Comment 6 people found this helpful. Was this review helpful to you? Yes No Sending feedback...
Thank you for your feedback.
Sorry, we failed to record your vote. Please try again
Report abuse
Format: Hardcover
My interest in cricket has recently been revived by watching my son play. I was looking for something to fill in the gaps in my knowledge - the orgins of the game, the history of Lords, W G Grace etc. This book does exactly that taking the reader as far as the start of the Great War and is written with obvious enthusiasm and love for the game of cricket. It occasionally slows whilst trying to give a historical context to events but overall it was an enjoyable and informative read. Ideal to tide you over whilst waiting for the new season to start!

More Than a Game: The Story of Cricket's Early Years
Comment 4 people found this helpful. Was this review helpful to you? Yes No Sending feedback...
Thank you for your feedback.
Sorry, we failed to record your vote. Please try again
Report abuse
Format: Hardcover
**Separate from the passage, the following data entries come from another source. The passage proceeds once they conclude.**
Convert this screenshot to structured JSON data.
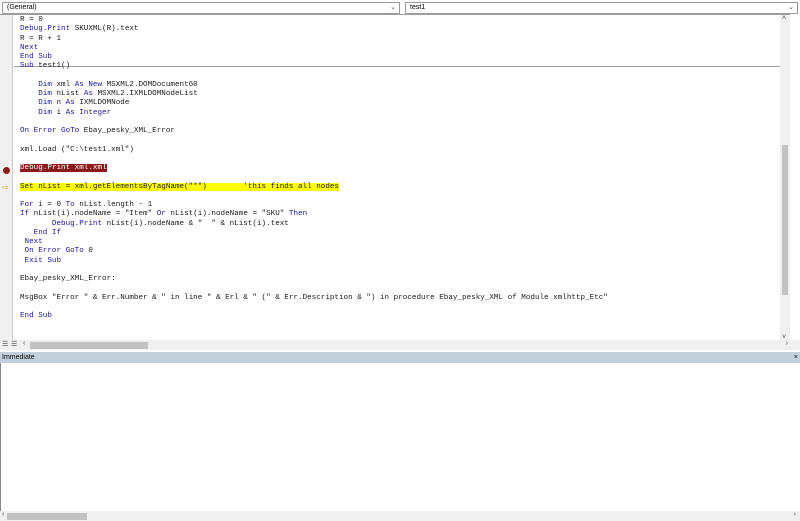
{
  "toolbar": {
    "object_combo": "(General)",
    "procedure_combo": "test1"
  },
  "code_lines": [
    [
      {
        "t": "R = 0",
        "k": "tx"
      }
    ],
    [
      {
        "t": "Debug.Print",
        "k": "kw"
      },
      {
        "t": " SKUXML(R).text",
        "k": "tx"
      }
    ],
    [
      {
        "t": "R = R + 1",
        "k": "tx"
      }
    ],
    [
      {
        "t": "Next",
        "k": "kw"
      }
    ],
    [
      {
        "t": "End Sub",
        "k": "kw"
      }
    ],
    [
      {
        "t": "Sub",
        "k": "kw"
      },
      {
        "t": " test1()",
        "k": "tx"
      }
    ],
    [],
    [
      {
        "t": "    Dim",
        "k": "kw"
      },
      {
        "t": " xml ",
        "k": "tx"
      },
      {
        "t": "As New",
        "k": "kw"
      },
      {
        "t": " MSXML2.DOMDocument60",
        "k": "tx"
      }
    ],
    [
      {
        "t": "    Dim",
        "k": "kw"
      },
      {
        "t": " nList ",
        "k": "tx"
      },
      {
        "t": "As",
        "k": "kw"
      },
      {
        "t": " MSXML2.IXMLDOMNodeList",
        "k": "tx"
      }
    ],
    [
      {
        "t": "    Dim",
        "k": "kw"
      },
      {
        "t": " n ",
        "k": "tx"
      },
      {
        "t": "As",
        "k": "kw"
      },
      {
        "t": " IXMLDOMNode",
        "k": "tx"
      }
    ],
    [
      {
        "t": "    Dim",
        "k": "kw"
      },
      {
        "t": " i ",
        "k": "tx"
      },
      {
        "t": "As Integer",
        "k": "kw"
      }
    ],
    [],
    [
      {
        "t": "On Error GoTo",
        "k": "kw"
      },
      {
        "t": " Ebay_pesky_XML_Error",
        "k": "tx"
      }
    ],
    [],
    [
      {
        "t": "xml.Load (\"C:\\test1.xml\")",
        "k": "tx"
      }
    ],
    [],
    [
      {
        "t": "Debug.Print xml.xml",
        "k": "bp"
      }
    ],
    [],
    [
      {
        "t": "Set nList = xml.getElementsByTagName(\"*\")        'this finds all nodes",
        "k": "ex"
      }
    ],
    [],
    [
      {
        "t": "For",
        "k": "kw"
      },
      {
        "t": " i = 0 ",
        "k": "tx"
      },
      {
        "t": "To",
        "k": "kw"
      },
      {
        "t": " nList.length - 1",
        "k": "tx"
      }
    ],
    [
      {
        "t": "If",
        "k": "kw"
      },
      {
        "t": " nList(i).nodeName = \"Item\" ",
        "k": "tx"
      },
      {
        "t": "Or",
        "k": "kw"
      },
      {
        "t": " nList(i).nodeName = \"SKU\" ",
        "k": "tx"
      },
      {
        "t": "Then",
        "k": "kw"
      }
    ],
    [
      {
        "t": "       Debug.Print",
        "k": "kw"
      },
      {
        "t": " nList(i).nodeName & \"  \" & nList(i).text",
        "k": "tx"
      }
    ],
    [
      {
        "t": "   End If",
        "k": "kw"
      }
    ],
    [
      {
        "t": " Next",
        "k": "kw"
      }
    ],
    [
      {
        "t": " On Error GoTo",
        "k": "kw"
      },
      {
        "t": " 0",
        "k": "tx"
      }
    ],
    [
      {
        "t": " Exit Sub",
        "k": "kw"
      }
    ],
    [],
    [
      {
        "t": "Ebay_pesky_XML_Error:",
        "k": "tx"
      }
    ],
    [],
    [
      {
        "t": "MsgBox \"Error \" & Err.Number & \" in line \" & Erl & \" (\" & Err.Description & \") in procedure Ebay_pesky_XML of Module xmlhttp_Etc\"",
        "k": "tx"
      }
    ],
    [],
    [
      {
        "t": "End Sub",
        "k": "kw"
      }
    ]
  ],
  "immediate": {
    "title": "Immediate",
    "content": ""
  },
  "colors": {
    "keyword": "#1a1a9a",
    "breakpoint": "#8b1a1a",
    "execution": "#ffff00",
    "pane_title": "#c3d0dc"
  }
}
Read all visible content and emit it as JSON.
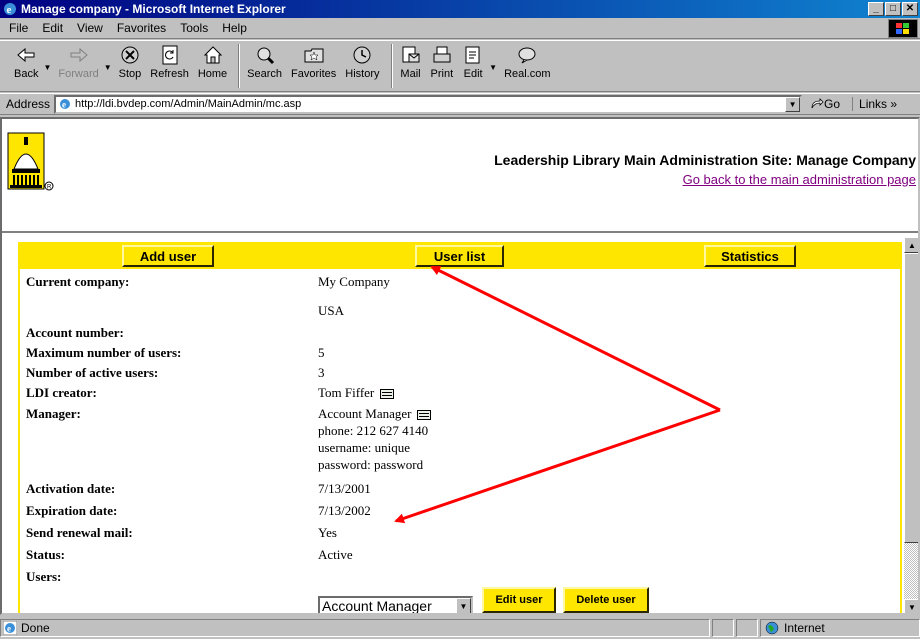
{
  "window": {
    "title": "Manage company - Microsoft Internet Explorer",
    "minimize": "_",
    "maximize": "□",
    "close": "✕"
  },
  "menu": [
    "File",
    "Edit",
    "View",
    "Favorites",
    "Tools",
    "Help"
  ],
  "toolbar": {
    "back": "Back",
    "forward": "Forward",
    "stop": "Stop",
    "refresh": "Refresh",
    "home": "Home",
    "search": "Search",
    "favorites": "Favorites",
    "history": "History",
    "mail": "Mail",
    "print": "Print",
    "edit": "Edit",
    "real": "Real.com"
  },
  "address": {
    "label": "Address",
    "url": "http://ldi.bvdep.com/Admin/MainAdmin/mc.asp",
    "go": "Go",
    "links": "Links »"
  },
  "header": {
    "site_title": "Leadership Library Main Administration Site: Manage Company",
    "back_link": "Go back to the main administration page"
  },
  "nav": {
    "add_user": "Add user",
    "user_list": "User list",
    "statistics": "Statistics"
  },
  "company": {
    "current_company_label": "Current company:",
    "current_company": "My Company",
    "country": "USA",
    "account_number_label": "Account number:",
    "max_users_label": "Maximum number of users:",
    "max_users": "5",
    "active_users_label": "Number of active users:",
    "active_users": "3",
    "ldi_creator_label": "LDI creator:",
    "ldi_creator": "Tom Fiffer",
    "manager_label": "Manager:",
    "manager_name": "Account Manager",
    "manager_phone": "phone: 212 627 4140",
    "manager_username": "username: unique",
    "manager_password": "password: password",
    "activation_label": "Activation date:",
    "activation": "7/13/2001",
    "expiration_label": "Expiration date:",
    "expiration": "7/13/2002",
    "renewal_label": "Send renewal mail:",
    "renewal": "Yes",
    "status_label": "Status:",
    "status": "Active",
    "users_label": "Users:",
    "users_selected": "Account Manager",
    "edit_user": "Edit user",
    "delete_user": "Delete user"
  },
  "status": {
    "left": "Done",
    "zone": "Internet"
  },
  "colors": {
    "accent_yellow": "#ffe600",
    "arrow_red": "#ff0000",
    "visited_link": "#800080",
    "title_bar": "#000080"
  }
}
I picked this book off the shelf more out of curiosity about the author (of whom I am an admirer) than for any special love or knowledge of cricket - and then found myself immersed in the history of the game. The book is full of amusing anecdotes and interesting insights, and I felt I got right inside Sir John Major's mind. But the book could have done with a firmer hand on the editing, in my opinion. It is rather rambling and self indulgent in places, and there were definitely places where some trimming would have been beneficial.
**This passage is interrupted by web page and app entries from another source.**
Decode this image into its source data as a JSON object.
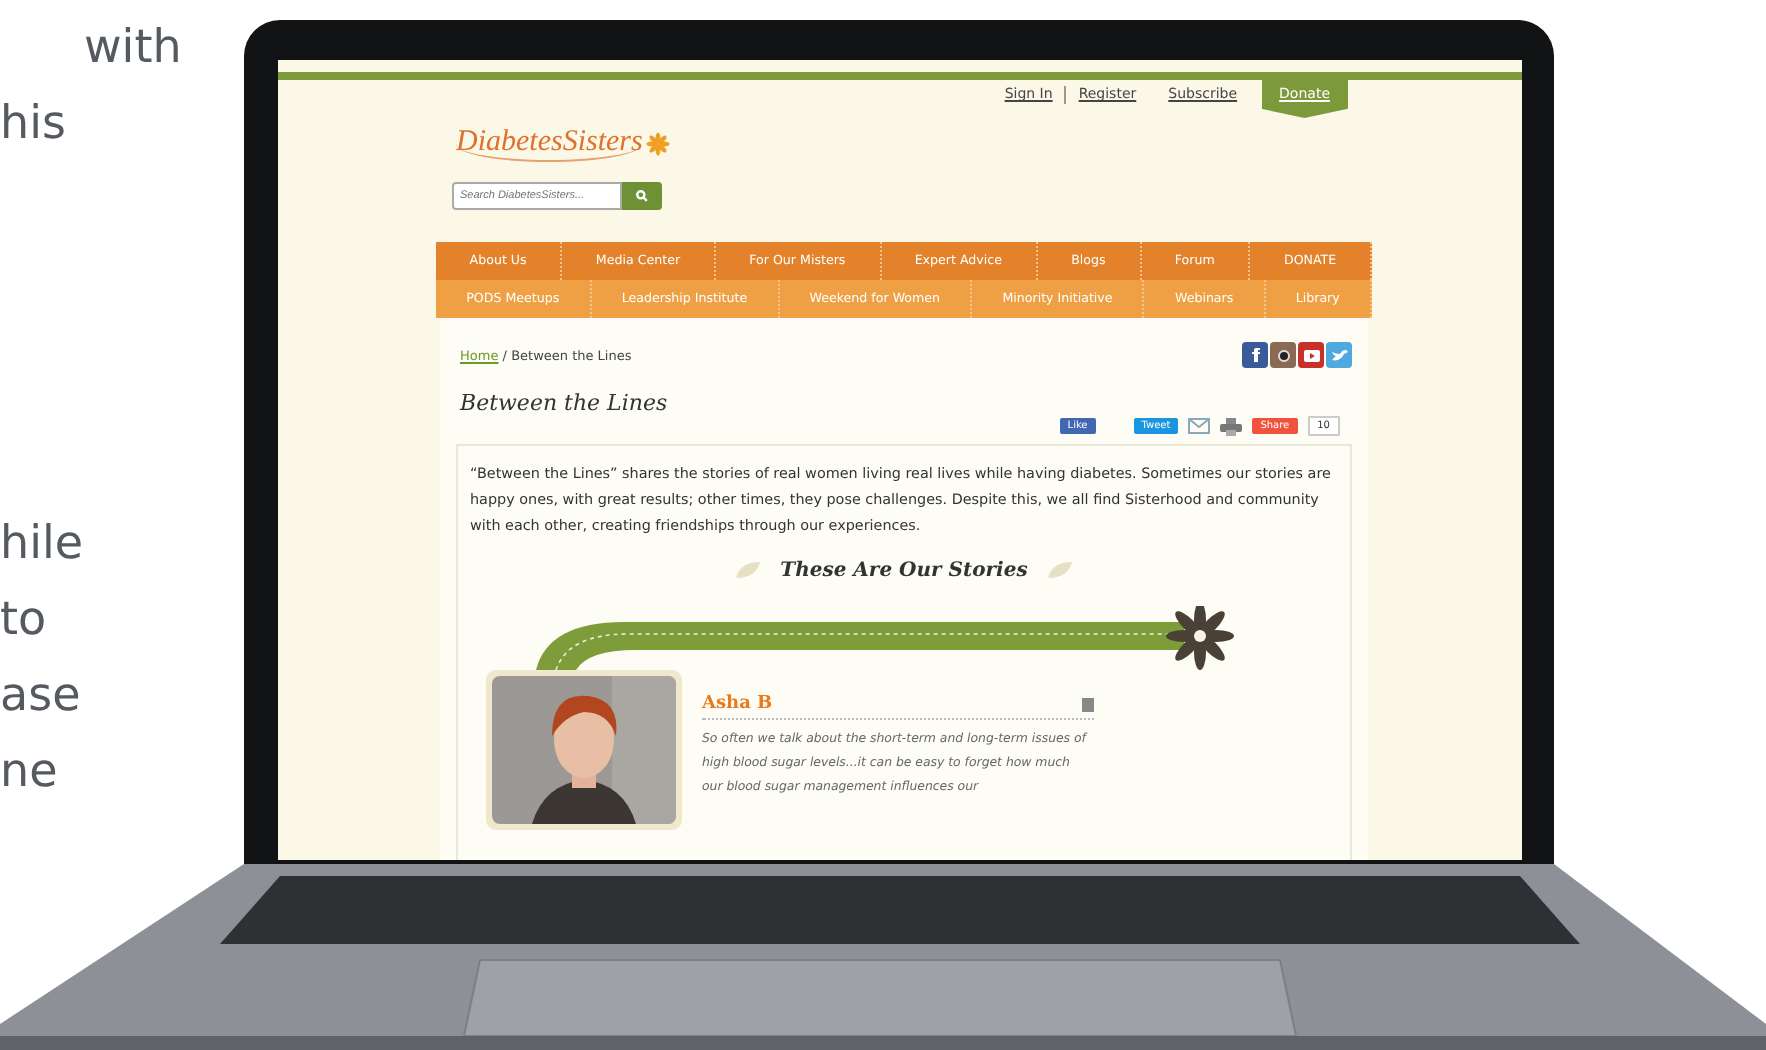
{
  "side_text": {
    "paragraphs": [
      [
        "with",
        "his"
      ],
      [
        "hile",
        "to",
        "ase",
        "ne"
      ]
    ]
  },
  "site": {
    "top_links": [
      "Sign In",
      "Register",
      "Subscribe"
    ],
    "donate_tab": "Donate",
    "logo": "DiabetesSisters",
    "search": {
      "placeholder": "Search DiabetesSisters..."
    },
    "nav_rows": [
      [
        "About Us",
        "Media Center",
        "For Our Misters",
        "Expert Advice",
        "Blogs",
        "Forum",
        "DONATE"
      ],
      [
        "PODS Meetups",
        "Leadership Institute",
        "Weekend for Women",
        "Minority Initiative",
        "Webinars",
        "Library"
      ]
    ],
    "breadcrumb": {
      "link": "Home",
      "separator": "/",
      "current": "Between the Lines"
    },
    "page_title": "Between the Lines",
    "share_bar": {
      "like": "Like",
      "tweet": "Tweet",
      "share": "Share",
      "count": "10"
    },
    "intro": "“Between the Lines” shares the stories of real women living real lives while having diabetes. Sometimes our stories are happy ones, with great results; other times, they pose challenges. Despite this, we all find Sisterhood and community with each other, creating friendships through our experiences.",
    "section_title": "These Are Our Stories",
    "stories": [
      {
        "name": "Asha B",
        "excerpt": "So often we talk about the short-term and long-term issues of high blood sugar levels...it can be easy to forget how much our blood sugar management influences our"
      }
    ]
  }
}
Comment 2 people found this helpful. Was this review helpful to you? Yes No Sending feedback...
Thank you for your feedback.
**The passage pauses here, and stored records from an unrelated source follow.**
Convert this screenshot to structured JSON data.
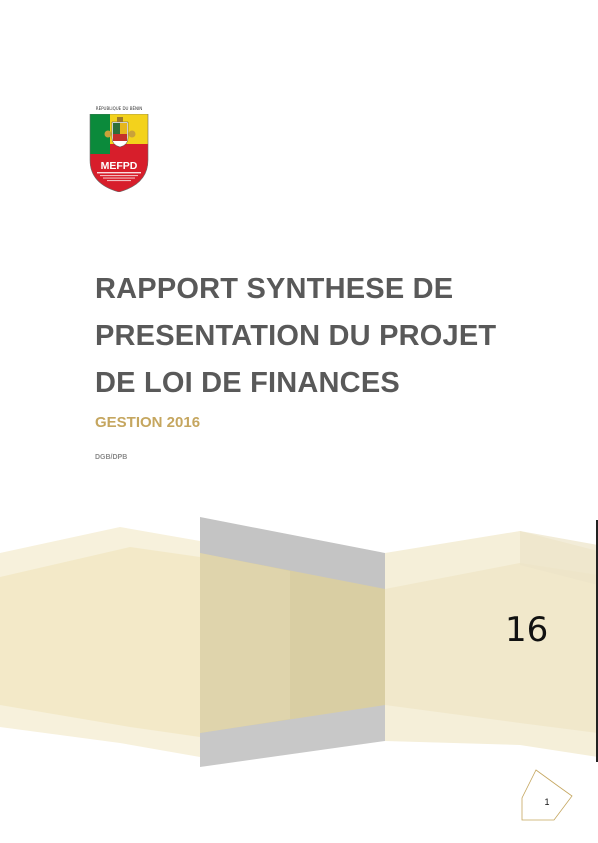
{
  "logo": {
    "top_text": "RÉPUBLIQUE DU BÉNIN",
    "acronym": "MEFPD",
    "colors": {
      "green": "#0b8a3b",
      "yellow": "#f3d21c",
      "red": "#d71e2b"
    }
  },
  "document": {
    "title_lines": [
      "RAPPORT SYNTHESE DE",
      "PRESENTATION DU PROJET",
      "DE LOI DE FINANCES"
    ],
    "subtitle": "GESTION 2016",
    "department": "DGB/DPB",
    "year_short": "16",
    "page_number": "1"
  },
  "colors": {
    "title": "#595959",
    "subtitle": "#c5a65f",
    "band_gold": "#d8cda2",
    "band_cream": "#f6efd6",
    "band_gray": "#bfbfbf"
  }
}
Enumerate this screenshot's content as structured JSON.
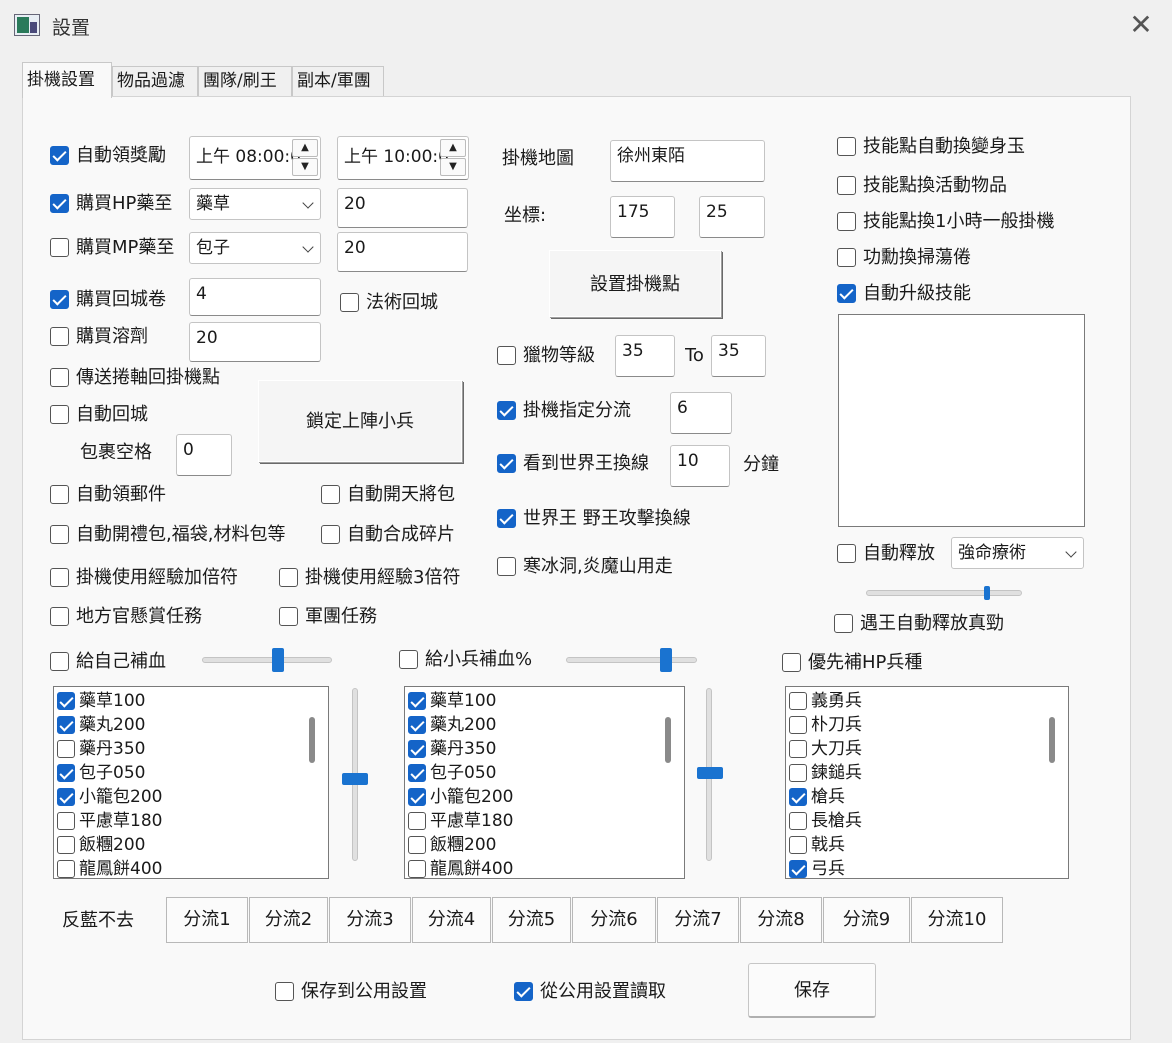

Sorry, we failed to record your vote. Please try again
Report abuse
Format: Paperback Verified Purchase
The point of this book is that no-one is really sure where cricket began. It is largely accepted to have started in a recognisable form in the early eighteenth century and from then it has been constantly metamorphisizing into the game we know and love. Before I read this I had never heard of "single wicket" cricket, played until the mid-19th Century but it would be intriguing to see such a match today between, say Andrew Flintoff and Andrew Symonds. Some of the facets of the game taken for granted today took years of controversey to develop: overarm bowling, leg pads (allowed only after one player suffered horrendous leg injuries) and three-stump wickets. Some of the characters are given, sometimes lengthy, pen-portraits: WG Grace, Fry, Trumper obviously, but also some the early pioneers, Mynn, Felix, Beldham and "Lumpy" Stevens. The early administrators of the game probably wouldn't look out of place in the MCC today, Lords Harris and Hawke being both paternalistic and dictatorial at the same time. This really is a page tuner for anyone interested in the game and an absolute must for anyone disenchanted with the current fashion for cheerleaders, rock music and sledging which has destroyed so much of the game's appeal.
Comment One person found this helpful. Was this review helpful to you? Yes No Sending feedback...
Thank you for your feedback.
Sorry, we failed to record your vote. Please try again
Report abuse
Format: Hardcover
I have followed cricket fore more than 30 years and was really looking forward to reading this book, and have enormeous respect for John Major. However I was not engaged or excited by it - perhaps it was the subject matter, perhaps it was the way it was written. Although some sections are well researched, some of the more general commentary seemed superficial and almost out of place.

Sorry, it just didn't meet my expectations...but you can't get five stars every time.
Comment 10 people found this helpful. Was this review helpful to you? Yes No Sending feedback...
Thank you for your feedback.
Sorry, we failed to record your vote. Please try again
Report abuse

Most Recent Customer Reviews



Feedback